Data to examine: Begin

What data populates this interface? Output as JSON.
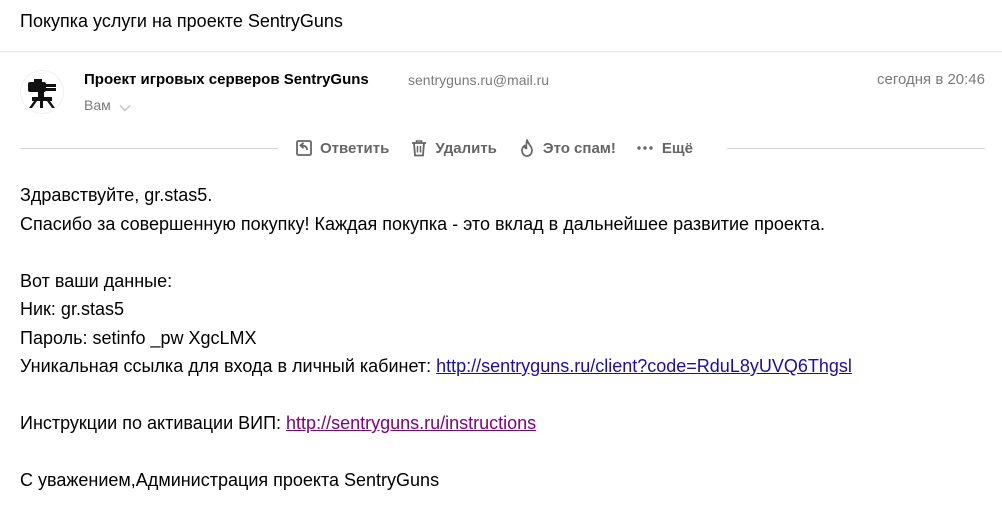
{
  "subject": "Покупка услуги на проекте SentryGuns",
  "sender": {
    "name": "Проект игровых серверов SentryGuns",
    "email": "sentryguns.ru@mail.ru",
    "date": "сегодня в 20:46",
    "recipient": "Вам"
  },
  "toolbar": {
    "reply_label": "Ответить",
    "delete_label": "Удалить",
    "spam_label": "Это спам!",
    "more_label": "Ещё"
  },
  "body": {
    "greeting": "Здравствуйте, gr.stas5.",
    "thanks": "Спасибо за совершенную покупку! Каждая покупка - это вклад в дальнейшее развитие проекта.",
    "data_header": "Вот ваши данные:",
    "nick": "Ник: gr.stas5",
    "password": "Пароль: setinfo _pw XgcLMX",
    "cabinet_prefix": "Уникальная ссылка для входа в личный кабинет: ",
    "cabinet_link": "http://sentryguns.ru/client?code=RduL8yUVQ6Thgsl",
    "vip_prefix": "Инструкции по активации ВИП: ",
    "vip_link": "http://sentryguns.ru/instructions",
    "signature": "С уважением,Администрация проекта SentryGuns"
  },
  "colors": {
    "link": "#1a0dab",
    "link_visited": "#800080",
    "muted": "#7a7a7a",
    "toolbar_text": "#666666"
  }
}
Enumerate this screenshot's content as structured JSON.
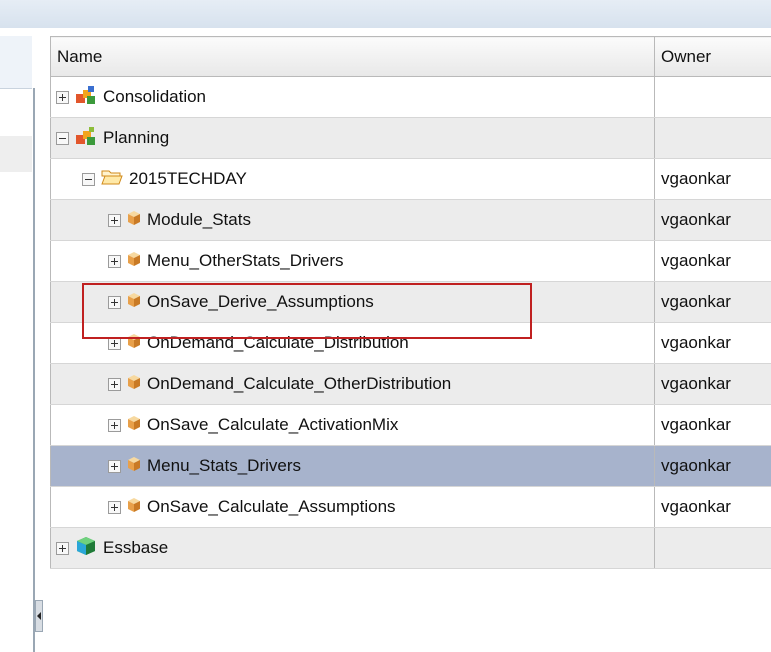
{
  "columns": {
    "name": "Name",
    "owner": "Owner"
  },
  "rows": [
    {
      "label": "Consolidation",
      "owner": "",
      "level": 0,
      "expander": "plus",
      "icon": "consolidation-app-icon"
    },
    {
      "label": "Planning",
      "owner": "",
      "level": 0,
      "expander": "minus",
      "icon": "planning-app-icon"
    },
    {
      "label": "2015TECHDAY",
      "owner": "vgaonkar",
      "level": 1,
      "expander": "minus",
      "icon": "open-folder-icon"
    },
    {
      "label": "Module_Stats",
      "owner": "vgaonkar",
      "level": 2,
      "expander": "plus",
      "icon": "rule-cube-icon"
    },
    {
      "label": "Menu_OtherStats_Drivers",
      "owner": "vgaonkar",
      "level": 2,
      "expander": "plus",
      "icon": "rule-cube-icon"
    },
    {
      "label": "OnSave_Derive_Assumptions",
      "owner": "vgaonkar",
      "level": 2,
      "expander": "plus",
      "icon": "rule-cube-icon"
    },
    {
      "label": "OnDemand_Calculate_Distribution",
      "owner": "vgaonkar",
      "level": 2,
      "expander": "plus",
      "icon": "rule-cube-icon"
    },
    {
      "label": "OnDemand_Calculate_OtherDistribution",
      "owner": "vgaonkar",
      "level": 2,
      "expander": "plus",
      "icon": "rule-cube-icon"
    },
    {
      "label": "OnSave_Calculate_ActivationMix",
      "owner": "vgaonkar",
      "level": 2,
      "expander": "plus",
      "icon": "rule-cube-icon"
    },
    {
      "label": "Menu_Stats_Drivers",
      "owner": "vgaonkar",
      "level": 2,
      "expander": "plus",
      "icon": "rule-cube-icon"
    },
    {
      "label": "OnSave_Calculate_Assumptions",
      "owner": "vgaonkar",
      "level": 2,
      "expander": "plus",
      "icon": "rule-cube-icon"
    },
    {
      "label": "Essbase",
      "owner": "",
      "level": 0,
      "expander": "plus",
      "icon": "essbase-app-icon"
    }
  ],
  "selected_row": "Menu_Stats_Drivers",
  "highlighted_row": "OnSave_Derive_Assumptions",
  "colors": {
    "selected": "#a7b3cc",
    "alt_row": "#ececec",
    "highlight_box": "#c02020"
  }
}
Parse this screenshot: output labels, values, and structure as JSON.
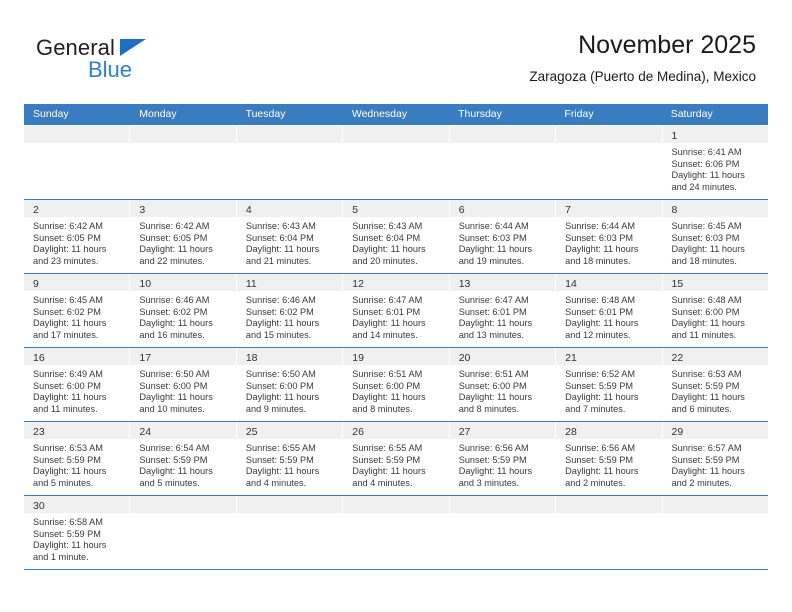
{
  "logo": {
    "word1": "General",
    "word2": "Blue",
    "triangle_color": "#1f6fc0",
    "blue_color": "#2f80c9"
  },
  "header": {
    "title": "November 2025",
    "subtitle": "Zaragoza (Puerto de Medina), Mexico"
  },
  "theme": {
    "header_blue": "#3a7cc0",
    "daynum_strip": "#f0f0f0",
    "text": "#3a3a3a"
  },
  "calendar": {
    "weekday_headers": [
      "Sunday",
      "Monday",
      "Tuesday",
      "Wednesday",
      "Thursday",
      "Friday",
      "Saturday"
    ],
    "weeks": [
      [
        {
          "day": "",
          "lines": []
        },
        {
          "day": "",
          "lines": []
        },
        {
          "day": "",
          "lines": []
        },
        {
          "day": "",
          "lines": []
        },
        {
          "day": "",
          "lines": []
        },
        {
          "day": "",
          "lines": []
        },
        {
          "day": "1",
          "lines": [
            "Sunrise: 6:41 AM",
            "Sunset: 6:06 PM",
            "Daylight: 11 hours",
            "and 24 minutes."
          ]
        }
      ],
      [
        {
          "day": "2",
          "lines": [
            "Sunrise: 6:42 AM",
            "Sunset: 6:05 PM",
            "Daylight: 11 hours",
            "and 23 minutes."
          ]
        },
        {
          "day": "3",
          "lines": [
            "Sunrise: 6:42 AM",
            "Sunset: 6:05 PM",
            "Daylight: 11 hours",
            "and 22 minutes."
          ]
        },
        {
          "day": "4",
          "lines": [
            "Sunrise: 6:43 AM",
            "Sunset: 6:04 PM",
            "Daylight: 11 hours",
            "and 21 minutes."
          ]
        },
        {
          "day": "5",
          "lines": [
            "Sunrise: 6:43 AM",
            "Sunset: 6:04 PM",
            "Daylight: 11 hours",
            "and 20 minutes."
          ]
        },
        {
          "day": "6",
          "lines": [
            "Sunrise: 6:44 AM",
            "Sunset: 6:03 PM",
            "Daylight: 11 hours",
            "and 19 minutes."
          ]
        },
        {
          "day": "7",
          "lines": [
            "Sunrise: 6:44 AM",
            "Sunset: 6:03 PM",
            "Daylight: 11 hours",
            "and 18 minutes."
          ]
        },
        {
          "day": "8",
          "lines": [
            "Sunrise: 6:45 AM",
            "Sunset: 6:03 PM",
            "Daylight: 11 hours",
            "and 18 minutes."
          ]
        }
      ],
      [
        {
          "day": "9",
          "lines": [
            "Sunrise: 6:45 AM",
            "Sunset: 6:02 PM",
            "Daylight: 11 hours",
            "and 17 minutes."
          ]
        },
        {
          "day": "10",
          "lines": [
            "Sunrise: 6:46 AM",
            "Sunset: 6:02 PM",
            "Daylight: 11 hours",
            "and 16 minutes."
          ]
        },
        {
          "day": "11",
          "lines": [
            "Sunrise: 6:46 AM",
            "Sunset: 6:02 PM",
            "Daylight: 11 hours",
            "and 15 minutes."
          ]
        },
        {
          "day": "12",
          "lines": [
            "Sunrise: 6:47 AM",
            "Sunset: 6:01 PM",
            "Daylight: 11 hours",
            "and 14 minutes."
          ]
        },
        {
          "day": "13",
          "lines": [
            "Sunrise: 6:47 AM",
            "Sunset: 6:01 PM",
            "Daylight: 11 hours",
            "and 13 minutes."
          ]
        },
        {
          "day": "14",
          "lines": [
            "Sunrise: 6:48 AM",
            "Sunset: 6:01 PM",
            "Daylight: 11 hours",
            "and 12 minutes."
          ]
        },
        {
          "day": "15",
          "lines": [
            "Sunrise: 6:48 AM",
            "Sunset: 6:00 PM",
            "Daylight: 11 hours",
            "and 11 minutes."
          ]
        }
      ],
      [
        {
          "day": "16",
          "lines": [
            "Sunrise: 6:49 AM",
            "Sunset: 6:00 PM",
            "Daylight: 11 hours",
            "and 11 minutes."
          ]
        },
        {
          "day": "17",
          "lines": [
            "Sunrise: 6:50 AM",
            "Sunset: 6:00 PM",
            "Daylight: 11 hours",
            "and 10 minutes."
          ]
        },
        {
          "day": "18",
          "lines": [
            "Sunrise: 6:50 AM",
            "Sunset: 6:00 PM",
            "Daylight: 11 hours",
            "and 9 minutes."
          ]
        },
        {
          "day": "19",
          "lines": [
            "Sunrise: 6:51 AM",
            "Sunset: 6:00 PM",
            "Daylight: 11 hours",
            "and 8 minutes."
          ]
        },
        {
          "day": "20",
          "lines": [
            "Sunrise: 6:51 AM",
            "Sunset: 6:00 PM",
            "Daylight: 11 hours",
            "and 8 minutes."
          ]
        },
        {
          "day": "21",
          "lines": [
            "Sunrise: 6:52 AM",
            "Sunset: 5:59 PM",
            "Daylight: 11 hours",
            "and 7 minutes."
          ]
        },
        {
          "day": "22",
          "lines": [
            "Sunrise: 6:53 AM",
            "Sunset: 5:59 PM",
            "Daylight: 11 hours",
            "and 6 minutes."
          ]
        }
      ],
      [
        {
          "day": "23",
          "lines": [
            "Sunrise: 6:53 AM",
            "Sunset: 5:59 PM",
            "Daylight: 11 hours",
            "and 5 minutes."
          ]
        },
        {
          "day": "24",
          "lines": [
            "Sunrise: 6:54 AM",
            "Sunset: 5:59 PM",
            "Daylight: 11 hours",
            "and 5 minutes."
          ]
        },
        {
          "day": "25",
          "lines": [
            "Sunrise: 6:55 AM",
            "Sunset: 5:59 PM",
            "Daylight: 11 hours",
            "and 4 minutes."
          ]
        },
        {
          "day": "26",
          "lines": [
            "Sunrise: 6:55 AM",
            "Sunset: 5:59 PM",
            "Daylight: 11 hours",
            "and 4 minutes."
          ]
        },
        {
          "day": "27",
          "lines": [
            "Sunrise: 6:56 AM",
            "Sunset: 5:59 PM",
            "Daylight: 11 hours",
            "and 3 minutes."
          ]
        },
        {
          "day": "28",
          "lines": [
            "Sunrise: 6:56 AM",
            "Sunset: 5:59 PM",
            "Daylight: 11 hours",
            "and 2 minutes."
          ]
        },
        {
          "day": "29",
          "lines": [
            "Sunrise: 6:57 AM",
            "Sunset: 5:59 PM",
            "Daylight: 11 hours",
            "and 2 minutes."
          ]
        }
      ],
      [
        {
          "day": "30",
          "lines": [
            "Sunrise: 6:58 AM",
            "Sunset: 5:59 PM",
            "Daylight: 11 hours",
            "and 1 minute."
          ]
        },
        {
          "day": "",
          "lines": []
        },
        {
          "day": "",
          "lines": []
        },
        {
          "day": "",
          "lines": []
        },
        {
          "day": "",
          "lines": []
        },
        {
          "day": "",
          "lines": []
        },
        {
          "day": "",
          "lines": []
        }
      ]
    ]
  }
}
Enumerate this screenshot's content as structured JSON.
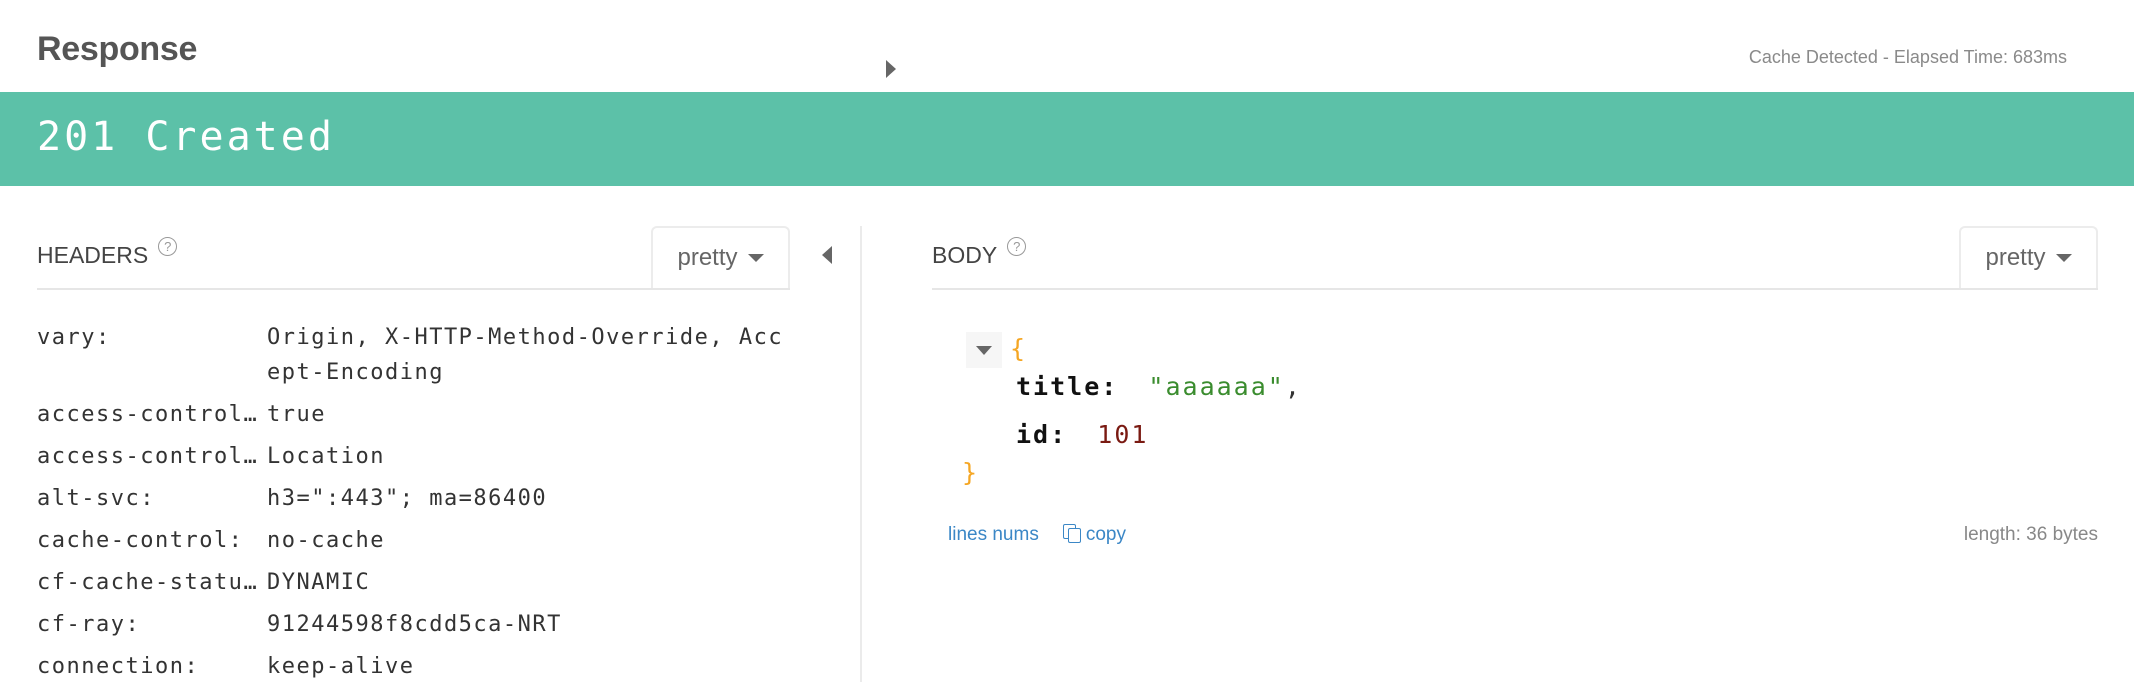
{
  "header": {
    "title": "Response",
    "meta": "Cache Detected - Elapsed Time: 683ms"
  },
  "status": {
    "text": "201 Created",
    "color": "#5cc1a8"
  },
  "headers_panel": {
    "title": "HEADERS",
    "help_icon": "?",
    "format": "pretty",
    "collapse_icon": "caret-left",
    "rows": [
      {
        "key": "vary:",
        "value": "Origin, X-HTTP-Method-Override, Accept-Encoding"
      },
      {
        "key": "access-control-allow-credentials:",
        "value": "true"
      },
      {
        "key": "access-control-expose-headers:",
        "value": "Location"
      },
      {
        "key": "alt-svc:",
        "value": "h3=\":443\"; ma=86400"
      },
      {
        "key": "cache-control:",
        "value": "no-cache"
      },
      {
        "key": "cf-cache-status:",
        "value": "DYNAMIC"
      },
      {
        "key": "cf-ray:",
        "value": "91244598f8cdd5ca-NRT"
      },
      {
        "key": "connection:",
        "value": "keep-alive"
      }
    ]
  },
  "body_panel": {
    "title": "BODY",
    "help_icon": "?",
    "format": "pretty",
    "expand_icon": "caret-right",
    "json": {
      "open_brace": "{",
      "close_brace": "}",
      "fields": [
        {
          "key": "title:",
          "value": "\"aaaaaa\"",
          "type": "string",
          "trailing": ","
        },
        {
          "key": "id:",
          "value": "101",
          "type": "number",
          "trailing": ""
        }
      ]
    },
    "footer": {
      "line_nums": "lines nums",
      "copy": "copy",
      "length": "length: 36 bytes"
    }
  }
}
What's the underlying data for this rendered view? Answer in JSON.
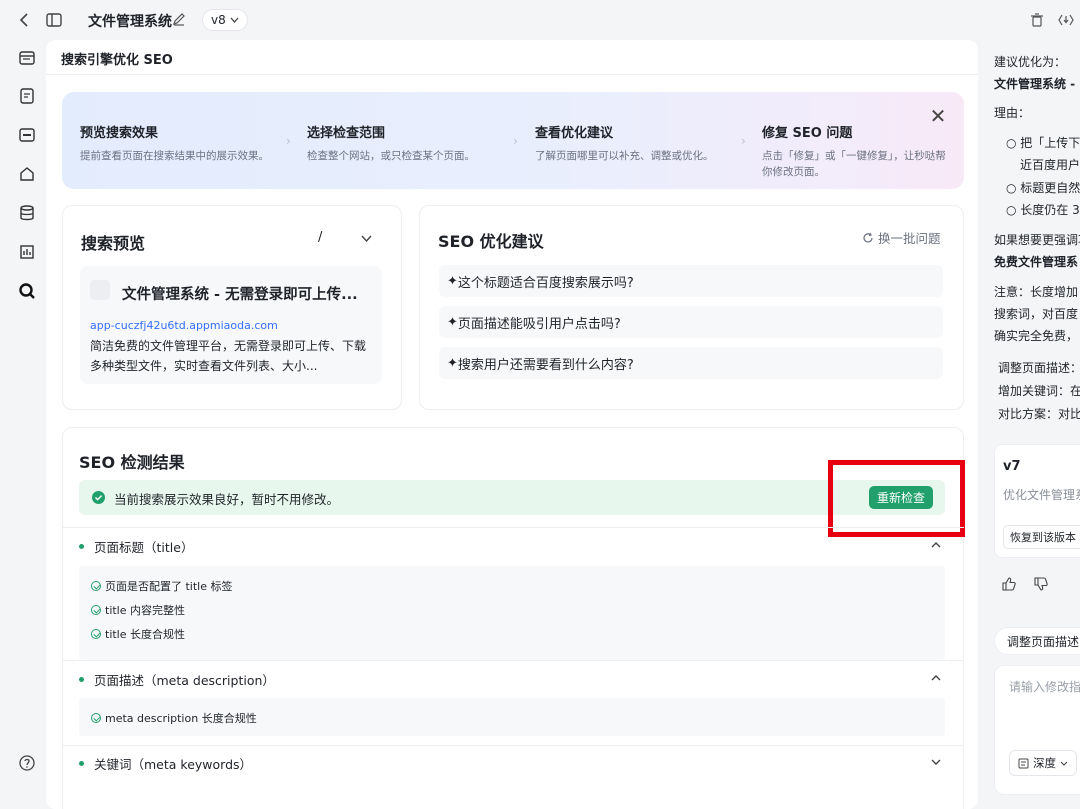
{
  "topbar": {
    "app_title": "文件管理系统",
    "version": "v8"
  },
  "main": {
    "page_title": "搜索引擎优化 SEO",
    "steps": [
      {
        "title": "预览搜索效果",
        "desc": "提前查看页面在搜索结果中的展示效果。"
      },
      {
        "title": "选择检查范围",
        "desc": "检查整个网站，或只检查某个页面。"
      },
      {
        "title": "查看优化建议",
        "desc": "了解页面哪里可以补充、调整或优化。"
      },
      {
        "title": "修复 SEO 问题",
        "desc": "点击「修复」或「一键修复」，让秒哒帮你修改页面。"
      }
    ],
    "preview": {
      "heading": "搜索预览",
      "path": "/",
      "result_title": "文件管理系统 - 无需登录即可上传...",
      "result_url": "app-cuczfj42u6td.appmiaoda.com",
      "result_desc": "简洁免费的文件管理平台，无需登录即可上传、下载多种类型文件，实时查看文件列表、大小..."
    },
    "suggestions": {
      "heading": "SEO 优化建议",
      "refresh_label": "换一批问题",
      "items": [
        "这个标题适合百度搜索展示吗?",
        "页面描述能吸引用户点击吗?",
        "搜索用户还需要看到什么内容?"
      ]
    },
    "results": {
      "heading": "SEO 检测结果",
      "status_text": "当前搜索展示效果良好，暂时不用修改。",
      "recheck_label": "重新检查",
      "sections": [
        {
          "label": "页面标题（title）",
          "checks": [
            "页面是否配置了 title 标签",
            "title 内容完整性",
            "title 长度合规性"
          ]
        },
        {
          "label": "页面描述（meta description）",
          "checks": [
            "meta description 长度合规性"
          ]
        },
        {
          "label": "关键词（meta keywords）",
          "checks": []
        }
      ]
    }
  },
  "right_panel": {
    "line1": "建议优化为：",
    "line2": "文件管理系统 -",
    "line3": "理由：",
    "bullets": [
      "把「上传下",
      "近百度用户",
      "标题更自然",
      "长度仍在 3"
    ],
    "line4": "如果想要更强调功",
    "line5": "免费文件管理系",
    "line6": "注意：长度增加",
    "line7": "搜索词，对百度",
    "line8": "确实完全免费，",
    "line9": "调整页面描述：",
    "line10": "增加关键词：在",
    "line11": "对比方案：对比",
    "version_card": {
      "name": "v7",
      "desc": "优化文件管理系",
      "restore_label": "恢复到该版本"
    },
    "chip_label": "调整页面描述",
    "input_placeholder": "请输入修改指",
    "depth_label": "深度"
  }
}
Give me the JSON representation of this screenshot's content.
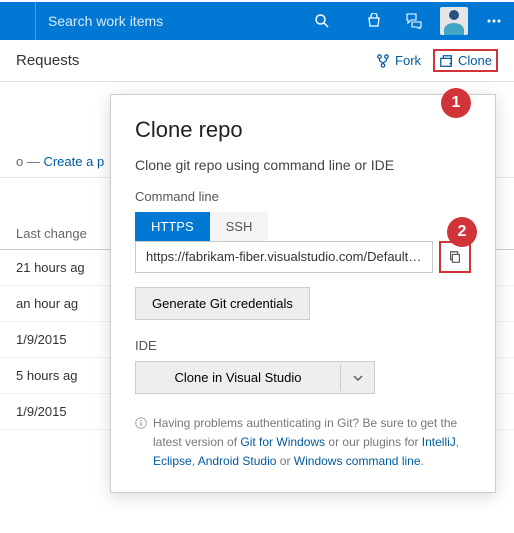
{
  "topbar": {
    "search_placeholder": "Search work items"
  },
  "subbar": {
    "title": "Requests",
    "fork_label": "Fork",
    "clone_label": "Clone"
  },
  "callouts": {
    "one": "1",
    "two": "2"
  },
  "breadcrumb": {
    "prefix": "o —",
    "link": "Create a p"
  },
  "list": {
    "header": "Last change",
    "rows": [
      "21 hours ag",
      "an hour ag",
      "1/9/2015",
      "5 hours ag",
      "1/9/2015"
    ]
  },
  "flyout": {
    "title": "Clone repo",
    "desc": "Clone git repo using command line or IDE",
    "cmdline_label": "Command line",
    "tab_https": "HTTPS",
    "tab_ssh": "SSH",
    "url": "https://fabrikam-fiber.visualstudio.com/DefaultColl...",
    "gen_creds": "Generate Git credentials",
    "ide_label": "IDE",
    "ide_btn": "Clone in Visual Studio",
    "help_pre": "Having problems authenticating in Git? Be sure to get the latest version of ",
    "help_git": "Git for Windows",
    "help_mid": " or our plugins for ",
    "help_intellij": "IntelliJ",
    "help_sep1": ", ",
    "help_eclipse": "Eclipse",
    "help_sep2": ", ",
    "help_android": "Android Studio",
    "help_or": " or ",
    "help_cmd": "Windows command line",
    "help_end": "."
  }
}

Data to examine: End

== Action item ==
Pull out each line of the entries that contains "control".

== Task answer ==
        "key": "access-control-allow-credentials:",
        "key": "access-control-expose-headers:",
        "key": "cache-control:",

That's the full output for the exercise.